Material supplied:

===============

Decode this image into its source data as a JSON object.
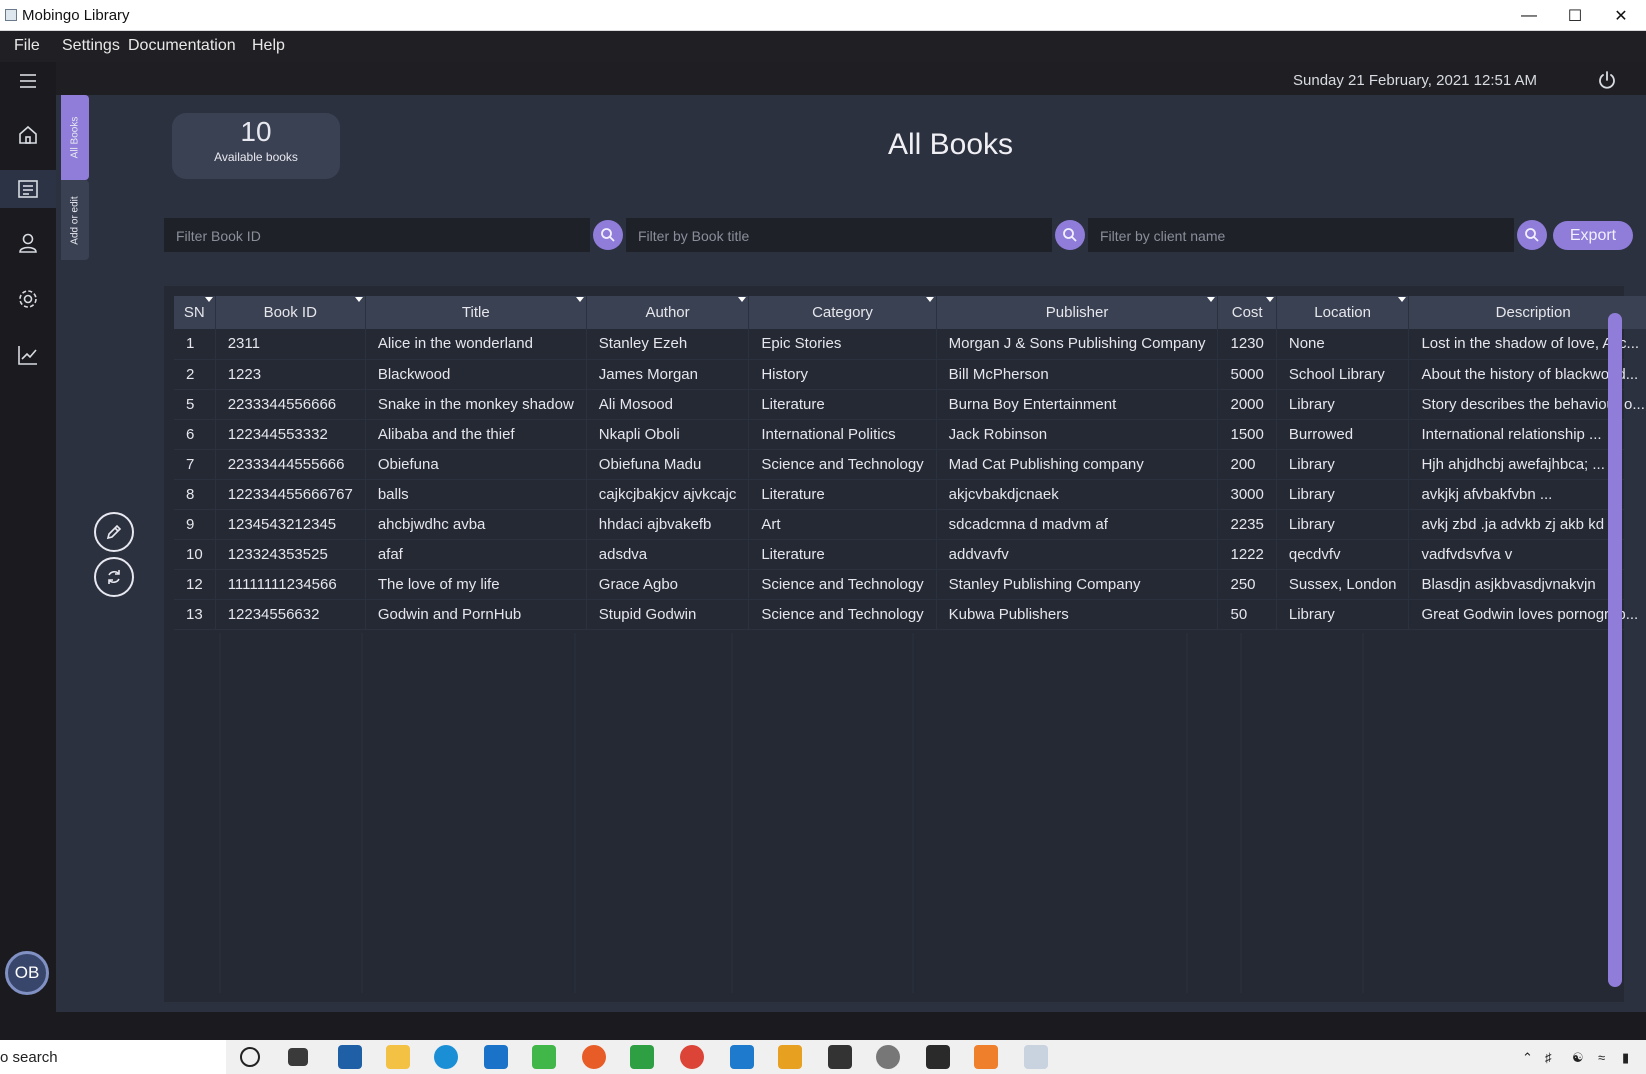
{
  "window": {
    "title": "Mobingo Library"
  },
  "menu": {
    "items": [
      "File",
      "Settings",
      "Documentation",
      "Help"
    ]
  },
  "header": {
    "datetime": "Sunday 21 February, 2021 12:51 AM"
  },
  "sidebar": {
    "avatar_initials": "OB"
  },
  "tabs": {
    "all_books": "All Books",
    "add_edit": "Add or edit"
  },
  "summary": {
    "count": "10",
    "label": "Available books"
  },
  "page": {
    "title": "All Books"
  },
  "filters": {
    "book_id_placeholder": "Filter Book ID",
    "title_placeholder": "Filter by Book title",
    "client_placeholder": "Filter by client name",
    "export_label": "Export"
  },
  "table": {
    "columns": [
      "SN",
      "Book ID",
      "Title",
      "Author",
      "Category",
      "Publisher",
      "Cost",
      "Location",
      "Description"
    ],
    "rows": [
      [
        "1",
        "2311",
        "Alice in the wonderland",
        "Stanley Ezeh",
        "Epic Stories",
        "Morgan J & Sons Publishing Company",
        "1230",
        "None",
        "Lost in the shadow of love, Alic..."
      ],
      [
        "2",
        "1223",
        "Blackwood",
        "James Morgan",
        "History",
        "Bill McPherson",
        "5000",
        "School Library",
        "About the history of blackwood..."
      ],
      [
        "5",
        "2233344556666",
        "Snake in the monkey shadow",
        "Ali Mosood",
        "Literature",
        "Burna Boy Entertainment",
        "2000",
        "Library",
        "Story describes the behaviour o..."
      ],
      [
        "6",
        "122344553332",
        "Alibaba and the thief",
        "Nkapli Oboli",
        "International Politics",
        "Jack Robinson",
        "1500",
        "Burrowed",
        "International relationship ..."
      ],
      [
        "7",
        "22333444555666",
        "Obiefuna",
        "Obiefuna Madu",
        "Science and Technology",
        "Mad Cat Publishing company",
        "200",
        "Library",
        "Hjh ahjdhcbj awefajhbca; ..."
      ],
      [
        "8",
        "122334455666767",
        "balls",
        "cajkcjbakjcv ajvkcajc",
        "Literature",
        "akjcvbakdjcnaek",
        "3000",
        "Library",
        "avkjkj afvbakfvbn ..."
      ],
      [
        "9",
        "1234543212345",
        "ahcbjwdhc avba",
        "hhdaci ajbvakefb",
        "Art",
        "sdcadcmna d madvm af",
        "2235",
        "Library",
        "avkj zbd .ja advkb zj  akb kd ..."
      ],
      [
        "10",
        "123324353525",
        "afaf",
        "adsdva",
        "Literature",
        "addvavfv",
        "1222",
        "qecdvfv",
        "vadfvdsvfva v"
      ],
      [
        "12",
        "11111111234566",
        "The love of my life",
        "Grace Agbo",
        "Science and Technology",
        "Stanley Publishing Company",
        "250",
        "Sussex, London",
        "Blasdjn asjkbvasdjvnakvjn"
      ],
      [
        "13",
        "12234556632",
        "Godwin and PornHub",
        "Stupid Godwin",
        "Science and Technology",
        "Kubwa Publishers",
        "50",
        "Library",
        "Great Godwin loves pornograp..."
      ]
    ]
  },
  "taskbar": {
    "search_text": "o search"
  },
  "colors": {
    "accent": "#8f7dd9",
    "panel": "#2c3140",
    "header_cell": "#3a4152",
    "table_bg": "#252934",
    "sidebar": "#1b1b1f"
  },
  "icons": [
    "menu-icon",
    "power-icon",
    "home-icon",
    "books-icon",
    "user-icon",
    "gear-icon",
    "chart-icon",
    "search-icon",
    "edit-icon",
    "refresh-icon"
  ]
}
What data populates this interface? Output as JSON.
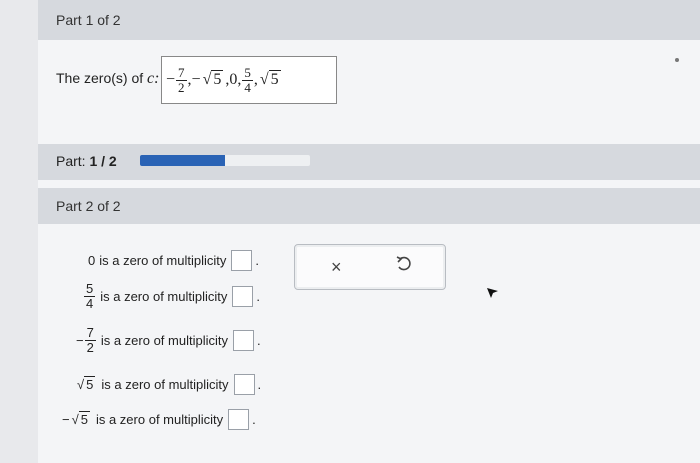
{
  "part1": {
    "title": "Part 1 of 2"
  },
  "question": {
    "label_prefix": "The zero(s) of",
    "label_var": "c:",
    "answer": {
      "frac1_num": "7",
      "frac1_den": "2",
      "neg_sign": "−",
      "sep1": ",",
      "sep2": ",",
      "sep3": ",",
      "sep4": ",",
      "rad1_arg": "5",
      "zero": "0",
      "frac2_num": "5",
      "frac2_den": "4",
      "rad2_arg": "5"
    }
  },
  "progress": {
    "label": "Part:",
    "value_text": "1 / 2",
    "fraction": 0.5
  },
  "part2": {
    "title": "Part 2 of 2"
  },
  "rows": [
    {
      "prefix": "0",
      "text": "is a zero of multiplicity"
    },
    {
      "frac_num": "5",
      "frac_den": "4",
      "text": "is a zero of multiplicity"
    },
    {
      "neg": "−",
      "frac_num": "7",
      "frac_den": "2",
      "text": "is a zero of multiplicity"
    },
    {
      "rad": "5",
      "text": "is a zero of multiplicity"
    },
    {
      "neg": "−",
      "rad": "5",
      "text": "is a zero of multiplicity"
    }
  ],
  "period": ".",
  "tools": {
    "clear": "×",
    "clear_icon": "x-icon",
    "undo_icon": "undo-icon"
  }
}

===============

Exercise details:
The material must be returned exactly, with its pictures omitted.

Written solution:
Decode this image into its source data as a JSON object.
{
  "window": {
    "title": "Mobingo Library"
  },
  "menu": {
    "items": [
      "File",
      "Settings",
      "Documentation",
      "Help"
    ]
  },
  "header": {
    "datetime": "Sunday 21 February, 2021 12:51 AM"
  },
  "sidebar": {
    "avatar_initials": "OB"
  },
  "tabs": {
    "all_books": "All Books",
    "add_edit": "Add or edit"
  },
  "summary": {
    "count": "10",
    "label": "Available books"
  },
  "page": {
    "title": "All Books"
  },
  "filters": {
    "book_id_placeholder": "Filter Book ID",
    "title_placeholder": "Filter by Book title",
    "client_placeholder": "Filter by client name",
    "export_label": "Export"
  },
  "table": {
    "columns": [
      "SN",
      "Book ID",
      "Title",
      "Author",
      "Category",
      "Publisher",
      "Cost",
      "Location",
      "Description"
    ],
    "rows": [
      [
        "1",
        "2311",
        "Alice in the wonderland",
        "Stanley Ezeh",
        "Epic Stories",
        "Morgan J & Sons Publishing Company",
        "1230",
        "None",
        "Lost in the shadow of love, Alic..."
      ],
      [
        "2",
        "1223",
        "Blackwood",
        "James Morgan",
        "History",
        "Bill McPherson",
        "5000",
        "School Library",
        "About the history of blackwood..."
      ],
      [
        "5",
        "2233344556666",
        "Snake in the monkey shadow",
        "Ali Mosood",
        "Literature",
        "Burna Boy Entertainment",
        "2000",
        "Library",
        "Story describes the behaviour o..."
      ],
      [
        "6",
        "122344553332",
        "Alibaba and the thief",
        "Nkapli Oboli",
        "International Politics",
        "Jack Robinson",
        "1500",
        "Burrowed",
        "International relationship ..."
      ],
      [
        "7",
        "22333444555666",
        "Obiefuna",
        "Obiefuna Madu",
        "Science and Technology",
        "Mad Cat Publishing company",
        "200",
        "Library",
        "Hjh ahjdhcbj awefajhbca; ..."
      ],
      [
        "8",
        "122334455666767",
        "balls",
        "cajkcjbakjcv ajvkcajc",
        "Literature",
        "akjcvbakdjcnaek",
        "3000",
        "Library",
        "avkjkj afvbakfvbn ..."
      ],
      [
        "9",
        "1234543212345",
        "ahcbjwdhc avba",
        "hhdaci ajbvakefb",
        "Art",
        "sdcadcmna d madvm af",
        "2235",
        "Library",
        "avkj zbd .ja advkb zj  akb kd ..."
      ],
      [
        "10",
        "123324353525",
        "afaf",
        "adsdva",
        "Literature",
        "addvavfv",
        "1222",
        "qecdvfv",
        "vadfvdsvfva v"
      ],
      [
        "12",
        "11111111234566",
        "The love of my life",
        "Grace Agbo",
        "Science and Technology",
        "Stanley Publishing Company",
        "250",
        "Sussex, London",
        "Blasdjn asjkbvasdjvnakvjn"
      ],
      [
        "13",
        "12234556632",
        "Godwin and PornHub",
        "Stupid Godwin",
        "Science and Technology",
        "Kubwa Publishers",
        "50",
        "Library",
        "Great Godwin loves pornograp..."
      ]
    ]
  },
  "taskbar": {
    "search_text": "o search"
  },
  "colors": {
    "accent": "#8f7dd9",
    "panel": "#2c3140",
    "header_cell": "#3a4152",
    "table_bg": "#252934",
    "sidebar": "#1b1b1f"
  },
  "icons": [
    "menu-icon",
    "power-icon",
    "home-icon",
    "books-icon",
    "user-icon",
    "gear-icon",
    "chart-icon",
    "search-icon",
    "edit-icon",
    "refresh-icon"
  ]
}
What data populates this interface? Output as JSON.
{
  "part1": {
    "title": "Part 1 of 2"
  },
  "question": {
    "label_prefix": "The zero(s) of",
    "label_var": "c:",
    "answer": {
      "frac1_num": "7",
      "frac1_den": "2",
      "neg_sign": "−",
      "sep1": ",",
      "sep2": ",",
      "sep3": ",",
      "sep4": ",",
      "rad1_arg": "5",
      "zero": "0",
      "frac2_num": "5",
      "frac2_den": "4",
      "rad2_arg": "5"
    }
  },
  "progress": {
    "label": "Part:",
    "value_text": "1 / 2",
    "fraction": 0.5
  },
  "part2": {
    "title": "Part 2 of 2"
  },
  "rows": [
    {
      "prefix": "0",
      "text": "is a zero of multiplicity"
    },
    {
      "frac_num": "5",
      "frac_den": "4",
      "text": "is a zero of multiplicity"
    },
    {
      "neg": "−",
      "frac_num": "7",
      "frac_den": "2",
      "text": "is a zero of multiplicity"
    },
    {
      "rad": "5",
      "text": "is a zero of multiplicity"
    },
    {
      "neg": "−",
      "rad": "5",
      "text": "is a zero of multiplicity"
    }
  ],
  "period": ".",
  "tools": {
    "clear": "×",
    "clear_icon": "x-icon",
    "undo_icon": "undo-icon"
  }
}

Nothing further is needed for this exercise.